Data Breach Policy and Process

BIOR is committed to safeguarding personal data


BIOR is committed to safeguarding personal data. 

This Data Breach Policy explains the responsibilities of BIOR where data security has been breached. The breach is normally some kind of security incident that affects the confidentiality, integrity or availability of data.

BIOR staff, contractors and centre staff must be made aware of, understand and follow this policy. 

Whenever any personal data is lost, destroyed, corrupted or disclosed; if someone accesses the data or passes it on without proper authorisation; or if the data is made unavailable, for example, when it has been encrypted by ransomware, or accidentally lost or destroyed this must be advised to BIOR’s AO Manager who will report this onto the Data Compliance Officer (DCO).

Data Breach

A data breach may occur where:

  • IT systems have been accessed without authorisation
  • IT systems or website has been hacked into
  • Emails or other communications containing personal data have been sent to an incorrect recipient/s
  • Devices holding personal data e.g. laptops, USBs have been lost or stolen
  • Personal data has been altered or deleted without an individual’s request
  • Data has been deleted in error.

BIOR, or a centre where they experience a data breach are required to establish the likelihood and severity of the resulting risk to people’s rights and freedoms.

What to do if there is a data breach at a BIOR Centre

Where a centre delivering BIOR qualifications experiences a breach it must notify BIOR of this. The following information should be provided within 24 hours, or sooner:

  • The circumstances of the breach
  • What the breach constitutes (scope, scale and impact)
  • What containment actions have been taken, or will be taken
  • Whether the centre has notified the ICO (Information Commissioners Office).
  • All third-party suppliers are required to report all security events and data breaches to The BIOR without undue delay and no later than 24 hours after discovery.

BIOR and any centre experiencing a data breach must take steps to detect and investigate the circumstances.  

If the breach is likely to impact BIOR systems and data please notify BIOR’s AO Manager immediately. Similarly, if a breach is notified to the ICO please advise the BIOR immediately.     

Core response - The incident response cycle

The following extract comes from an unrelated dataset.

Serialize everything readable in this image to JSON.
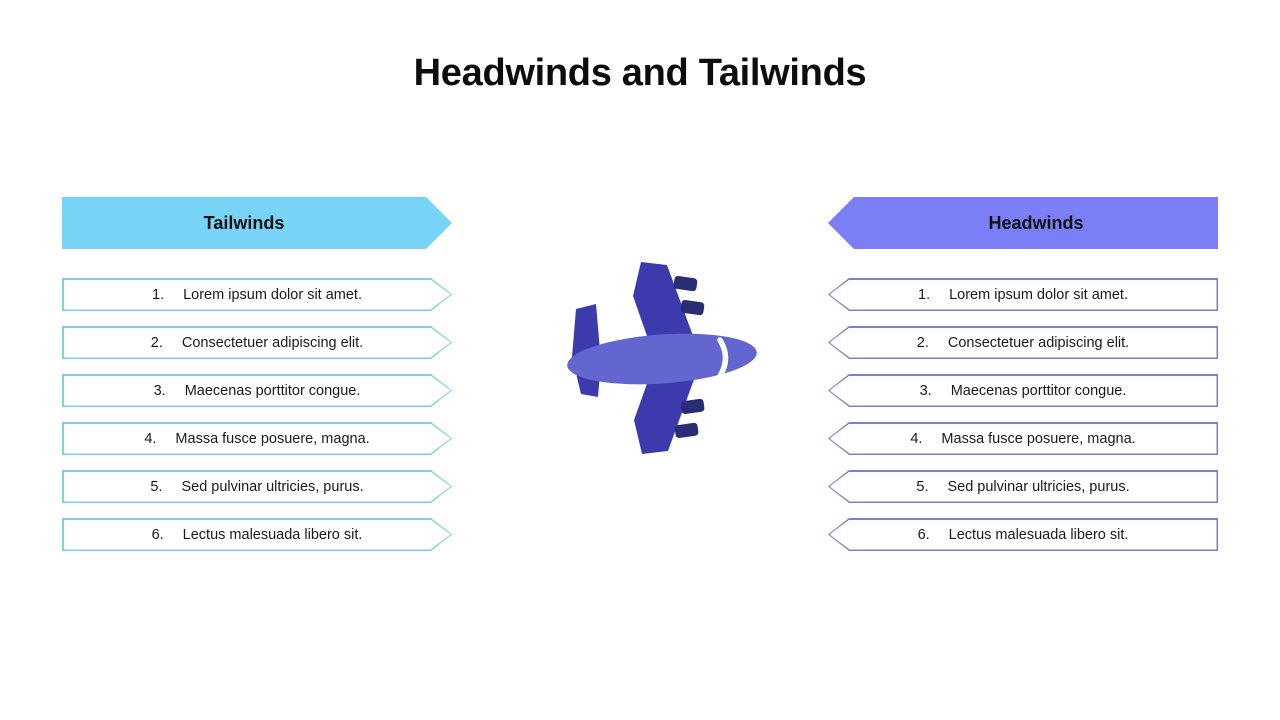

The four core response stages are 1) Analyse, 2) Contain, 3) Remediate and 4) Recover

  1. Analyse

    This stage of the incident involves everything from technical analysis through to a review of social media reactions.
    It is important to ensure tasks are prioritised carefully and findings are constantly reviewed and correlated, as these may lead to new tasks.
    Usually, the initial priority is to understand enough to take containment/mitigation actions and ultimately remediate the attack.
  2. Contain / Mitigate

    Once it's safe to do so, we take steps to reduce the impact of the incident and prevent things from getting worse. This usually involves such things as blocking activity, isolating systems and resetting accounts. 
    This stage may require critical decisions such as taking a core business system offline.
    We also evaluate the possibility that the attacker might react to your actions.
  3. Remediate / Eradicate

    The aim of this stage is to fully remove the threat from the network and systems. This often involves similar actions to containment but is sometimes coordinated so that all actions are carried out simultaneously.
    It is important to confirm that remediation has been successful before to moving to the recover stage - this may involve monitoring for a period. Some analysis may continue in this stage too.
  4. Recover

    At this point, systems are returned to 'business as usual'. Clean systems and data are put back online and in some cases, final actions are taken to handle regulatory, legal, or PR issues.

Throughout the response, all tasks and findings will be tracked. Findings and analyses correlated, response actions re-prioritised.

What BIOR, or its centres must notify to the ICO (Information Commissioners Office)

Depending on the likelihood and severity of the resulting risk to people’s rights and freedoms of the breach and if there is a risk then the ICO must be  notified.

In assessing the risk Recital 85 of the GDPR explains that:

“A personal data breach may, if not addressed in an appropriate and timely manner, result in physical, material or non-material damage to natural persons such as loss of control over their personal data or limitation of their rights, discrimination, identity theft or fraud, financial loss, unauthorised reversal of pseudonymisation, damage to reputation, loss of confidentiality of personal data protected by professional secrecy or any other significant economic or social disadvantage to the natural person concerned.”

As such this means that a breach can have a range of adverse effects on individuals, which include emotional distress, and physical and material damage. The BIOR may also require reporting the breach to Ofqual if there is a potential adverse effect.  

If the BIOR or a centre decides not to report the breach to the ICO, it must be able to justify this decision, and so must be documented. 

Any breach notifiable to the ICO must be done without delay, or within 72 hours from the point the organisation is aware of it. 

Record keeping

BIOR and its centres must keep a record of any personal data breaches, regardless of whether they are reported to the ICO.  

BIOR contact

Any data breach must be reported to BIOR’s AO Manager.

Any questions on this policy or process should also be directed to the BIOR’s Legal Adviser.